Except I don’t. I lie awake all night unable to find any comfort whatsoever. There is a leaflet by the bed. It explains to me that I have been provided with a Mybed, part of a unique sleep comfort service. With the Mybed comes a selection of five pillows, respectively a ‘Therapeutic Pillow’, a ‘Foam Pillow’, a ‘Tontine Latex Pillow’, a ‘Posture Support ‘V’ Pillow’, and a ‘Feather Pillow’. Apparently there is a ‘Housekeeping Team’ who will assist me to select a pillow. The Team is available on a twenty-four hour basis. I consider calling them. They will appear in midnight blue boiler suits, rather like a CSI Unit. They will have headsets, clipboards, they will stand outside my room , their backs against the wall waiting for the ‘all-clear’, and then they will descend – efficient, clinical, businesslike. It will be ‘Def-Con 5’ and they will count off ‘T minus 45, T minus 44...’ until the right pillow has been isolated for my needs.
I decide not to call them. I know I’ll go to sleep soon.
But I don’t.
I decide to get up and write a blog entry. I haven’t done this for a while. I decided, some while ago, that I would post a blog entry at least once a month every month. Then someone started responding to my blogs with nothing more than links to dodgy Japanese porn sites. That annoyed me. Combined with the staggering lack of responses from anyone else, I thought ‘To hell with it...’ and posted on facebook instead. That precipitated loads of responses, and I was suitably reassured. However, I do want to maintain a blog, and in my current state of mind – knowing I should have slept at some point during the last 72 or 96 hours, slightly irritable (as evidenced by the somewhat sarcastic tone of this missive) – I thought I should make the effort.

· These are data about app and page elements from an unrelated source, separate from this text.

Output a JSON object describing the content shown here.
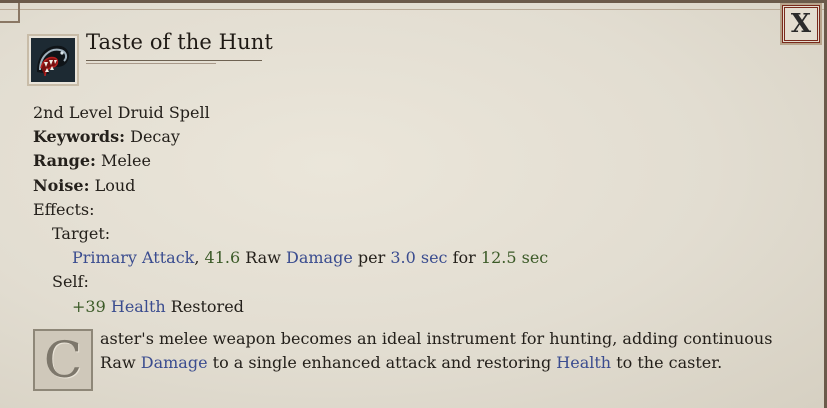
{
  "window": {
    "close_label": "X"
  },
  "spell": {
    "title": "Taste of the Hunt",
    "icon": "fanged-jaws-icon",
    "level_line": "2nd Level Druid Spell",
    "keywords": {
      "label": "Keywords:",
      "value": "Decay"
    },
    "range": {
      "label": "Range:",
      "value": "Melee"
    },
    "noise": {
      "label": "Noise:",
      "value": "Loud"
    },
    "effects_label": "Effects:",
    "target": {
      "label": "Target:",
      "attack": "Primary Attack",
      "sep": ",",
      "amount": "41.6",
      "raw": "Raw",
      "damage": "Damage",
      "per": "per",
      "interval": "3.0 sec",
      "for": "for",
      "duration": "12.5 sec"
    },
    "self": {
      "label": "Self:",
      "amount": "+39",
      "health": "Health",
      "restored": "Restored"
    },
    "description": {
      "dropcap": "C",
      "line1": "aster's melee weapon becomes an ideal instrument for hunting, adding continuous",
      "line2_a": "Raw",
      "line2_damage": "Damage",
      "line2_b": "to a single enhanced attack and restoring",
      "line2_health": "Health",
      "line2_c": "to the caster."
    }
  },
  "colors": {
    "keyword_blue": "#3a4c8f",
    "number_green": "#3b5a27",
    "close_border": "#7a2a1c",
    "parchment": "#e2ddd1"
  }
}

So here we are. The start of a long tour. I have a week in Australia, a week in New Zealand, a couple of days at home, then a residency for two days in Birmingham, and then out to Paris for a few days, and then home again, and then Hanley, and then back to the south of France, and then a residency in Oxford, and then a week in San Francisco, and onwards to Canada for a week or so, and then home. Aside from one further trip to France and Switzerland for a week or so, and then a week in Italy in December, that is me done on the touring for this year. Qatar was cancelled. That’ll happen next year now.
It doesn’t seem like a lot of travelling when you put it down on paper, but it has begun to feel like a lot. I have already done France twice, Dubai, Holland and New York. I do enjoy it, don’t get me wrong, and – as is always the case when you launch a new book – there is a rush of excitement, a sense of anticipation, a hope that people will enjoy it. And I really do hope that you enjoy it.
‘Saints of New York’ has already garnered a couple of great reviews, one from crimesquad.com in the UK, the second from the Sydney Morning Herald, but it is the real readers that concern me, the ones who read ‘A Quiet Belief In Angels’, the ones who voted for ‘A Simple Act of Violence’ for the Theakstons, the ones who e-mail me about ‘The Anniversary Man’. Those are the guys and gals that matter to me.
So we shall wait and see. I will be off soon, out to meet my publicist and start the first day of interviews and events.
I may yet call The Housekeeping Team to make sure I sleep tonight. I wonder if the Team Leader will be Gil Grissom or Doctor Langston. Hopefully Gil; he seems like the kind of guy with whom I could share a bottle of Jack and listen to forensic war stories until I drift off.
Until we speak again, best wishes, as always,